With pollution closing some Lake of the Ozarks' public beaches, Missouri Attorney General Chris Koster plans to hold a symposium next week on the lake's water quality problems.

Gov. Jay Nixon is to kick off the two-day gathering, set for next Wednesday and Thursday.

According to Koster's office, "The purpose of the public symposium is to explore the total range of water quality issues confronting the Lake of the Ozarks today and over the next 20 years."

Click here to review the symposium's agenda.

Today, the Missouri Department of Natural Resources announced that swimming beaches at two state parks "will be closed this weekend due to E. coli levels higher than the standards" set by the department.

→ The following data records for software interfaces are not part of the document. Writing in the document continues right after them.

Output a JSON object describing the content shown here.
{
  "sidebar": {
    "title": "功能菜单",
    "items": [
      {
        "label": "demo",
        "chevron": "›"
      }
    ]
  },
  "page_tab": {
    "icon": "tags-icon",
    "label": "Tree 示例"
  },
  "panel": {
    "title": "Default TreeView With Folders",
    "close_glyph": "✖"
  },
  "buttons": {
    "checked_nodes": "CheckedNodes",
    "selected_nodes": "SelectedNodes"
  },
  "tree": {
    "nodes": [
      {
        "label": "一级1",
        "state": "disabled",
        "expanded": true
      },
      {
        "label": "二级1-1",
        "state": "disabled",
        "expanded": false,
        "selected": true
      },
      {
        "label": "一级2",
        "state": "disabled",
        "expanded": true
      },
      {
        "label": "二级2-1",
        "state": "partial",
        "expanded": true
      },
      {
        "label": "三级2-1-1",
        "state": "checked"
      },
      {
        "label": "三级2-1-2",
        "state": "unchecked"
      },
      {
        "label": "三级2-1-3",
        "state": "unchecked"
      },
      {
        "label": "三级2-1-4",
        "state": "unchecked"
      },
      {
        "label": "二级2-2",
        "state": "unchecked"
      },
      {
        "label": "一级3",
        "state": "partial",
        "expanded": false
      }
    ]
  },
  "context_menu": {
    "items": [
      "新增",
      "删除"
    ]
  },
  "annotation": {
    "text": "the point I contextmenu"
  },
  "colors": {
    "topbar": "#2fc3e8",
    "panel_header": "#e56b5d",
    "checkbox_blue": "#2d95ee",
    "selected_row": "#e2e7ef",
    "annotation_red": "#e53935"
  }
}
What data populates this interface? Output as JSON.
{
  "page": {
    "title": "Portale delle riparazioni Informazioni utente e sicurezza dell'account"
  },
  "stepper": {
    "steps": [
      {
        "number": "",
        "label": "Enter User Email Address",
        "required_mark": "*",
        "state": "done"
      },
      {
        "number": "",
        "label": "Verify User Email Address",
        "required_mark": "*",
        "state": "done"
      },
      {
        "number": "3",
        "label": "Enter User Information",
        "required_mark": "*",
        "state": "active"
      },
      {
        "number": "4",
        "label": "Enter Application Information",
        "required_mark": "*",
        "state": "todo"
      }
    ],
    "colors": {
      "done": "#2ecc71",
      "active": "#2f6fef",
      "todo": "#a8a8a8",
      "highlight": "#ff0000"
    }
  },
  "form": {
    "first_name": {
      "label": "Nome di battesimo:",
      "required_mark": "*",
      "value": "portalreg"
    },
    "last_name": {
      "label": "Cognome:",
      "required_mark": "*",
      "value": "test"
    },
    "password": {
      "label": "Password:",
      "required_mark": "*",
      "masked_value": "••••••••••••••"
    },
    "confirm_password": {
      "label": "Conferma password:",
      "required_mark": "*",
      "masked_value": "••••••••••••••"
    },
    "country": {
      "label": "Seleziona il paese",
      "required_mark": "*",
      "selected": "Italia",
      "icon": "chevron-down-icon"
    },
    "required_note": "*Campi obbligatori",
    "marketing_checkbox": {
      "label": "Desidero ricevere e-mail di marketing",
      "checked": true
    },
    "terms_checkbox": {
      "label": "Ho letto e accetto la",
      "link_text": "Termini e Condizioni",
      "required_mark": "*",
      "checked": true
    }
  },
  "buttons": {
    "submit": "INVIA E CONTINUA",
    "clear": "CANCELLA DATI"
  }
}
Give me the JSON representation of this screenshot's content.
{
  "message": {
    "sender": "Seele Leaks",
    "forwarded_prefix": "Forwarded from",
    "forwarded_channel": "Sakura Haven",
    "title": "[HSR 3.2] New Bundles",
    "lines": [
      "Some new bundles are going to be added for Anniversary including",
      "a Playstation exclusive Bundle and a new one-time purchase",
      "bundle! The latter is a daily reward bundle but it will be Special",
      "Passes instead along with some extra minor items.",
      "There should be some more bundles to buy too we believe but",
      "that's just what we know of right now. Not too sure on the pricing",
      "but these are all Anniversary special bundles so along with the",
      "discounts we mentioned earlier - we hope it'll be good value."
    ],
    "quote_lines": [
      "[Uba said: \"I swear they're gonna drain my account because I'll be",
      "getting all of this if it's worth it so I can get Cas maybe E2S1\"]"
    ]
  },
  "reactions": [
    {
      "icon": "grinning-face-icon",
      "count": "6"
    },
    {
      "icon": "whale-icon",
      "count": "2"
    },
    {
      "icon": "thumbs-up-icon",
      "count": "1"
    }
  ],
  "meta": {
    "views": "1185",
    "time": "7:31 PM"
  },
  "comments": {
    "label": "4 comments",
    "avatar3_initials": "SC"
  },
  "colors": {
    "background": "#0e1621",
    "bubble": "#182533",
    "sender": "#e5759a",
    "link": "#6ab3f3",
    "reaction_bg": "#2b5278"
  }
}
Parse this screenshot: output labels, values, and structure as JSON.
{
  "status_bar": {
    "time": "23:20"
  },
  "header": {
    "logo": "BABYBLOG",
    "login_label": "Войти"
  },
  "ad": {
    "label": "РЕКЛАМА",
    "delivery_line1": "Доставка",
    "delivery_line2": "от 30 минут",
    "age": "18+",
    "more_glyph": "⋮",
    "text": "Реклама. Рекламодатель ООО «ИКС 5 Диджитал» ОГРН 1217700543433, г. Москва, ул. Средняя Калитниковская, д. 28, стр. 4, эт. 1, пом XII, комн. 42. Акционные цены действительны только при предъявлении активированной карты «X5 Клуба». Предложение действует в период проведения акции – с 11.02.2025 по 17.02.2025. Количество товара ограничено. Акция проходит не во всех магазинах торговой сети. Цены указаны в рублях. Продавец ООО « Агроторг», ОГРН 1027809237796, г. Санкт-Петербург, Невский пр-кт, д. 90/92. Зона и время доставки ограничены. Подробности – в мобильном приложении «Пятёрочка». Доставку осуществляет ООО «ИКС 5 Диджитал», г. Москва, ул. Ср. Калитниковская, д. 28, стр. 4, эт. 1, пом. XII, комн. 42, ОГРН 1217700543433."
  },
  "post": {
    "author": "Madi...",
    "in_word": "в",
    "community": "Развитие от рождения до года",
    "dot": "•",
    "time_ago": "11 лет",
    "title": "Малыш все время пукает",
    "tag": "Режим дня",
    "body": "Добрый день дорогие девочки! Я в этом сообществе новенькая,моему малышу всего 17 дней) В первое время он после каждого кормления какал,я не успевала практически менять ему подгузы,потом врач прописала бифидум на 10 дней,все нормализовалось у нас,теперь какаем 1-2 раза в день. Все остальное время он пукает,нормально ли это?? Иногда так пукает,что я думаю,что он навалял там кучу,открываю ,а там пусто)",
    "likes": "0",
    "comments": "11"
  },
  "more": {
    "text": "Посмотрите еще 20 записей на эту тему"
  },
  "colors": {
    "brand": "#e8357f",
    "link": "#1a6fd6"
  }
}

Such announcements have been common throughout the summer.

The affected beaches this weekend are Public Beach 1 at Lake of the Ozarks State Park, and Wakonda State Park Beach.

E. coli is a bacteria that generally comes from human and animal waste and feces.

The state Department of Natural Resources is closing beaches whenever "a single sample is above 235 E. coli colonies per 100 milliliters of water, which is also the U.S. Environmental Protection Agency’s single-sample guideline for a swimming beach."

The department's aggressive action comes after the controversy last summer over a delay in closing beaches that exceeded in the standards. Nixon ended up firing or disciplining some DNR officials.

This article originally appeared in the St. Louis Beacon.

Jo Mannies has been covering Missouri politics and government for almost four decades, much of that time as a reporter and columnist at the St. Louis Post-Dispatch. She was the first woman to cover St. Louis City Hall, was the newspaper’s second woman sportswriter in its history, and spent four years in the Post-Dispatch Washington Bureau. She joined the St. Louis Beacon in 2009. She has won several local, regional and national awards, and has covered every president since Jimmy Carter. She scared fellow first-graders in the late 1950s when she showed them how close Alaska was to Russia and met Richard M. Nixon when she was in high school. She graduated from Valparaiso University in northwest Indiana, and was the daughter of a high school basketball coach. She is married and has two grown children, both lawyers. She’s a history and movie buff, cultivates a massive flower garden, and bakes banana bread regularly for her colleagues.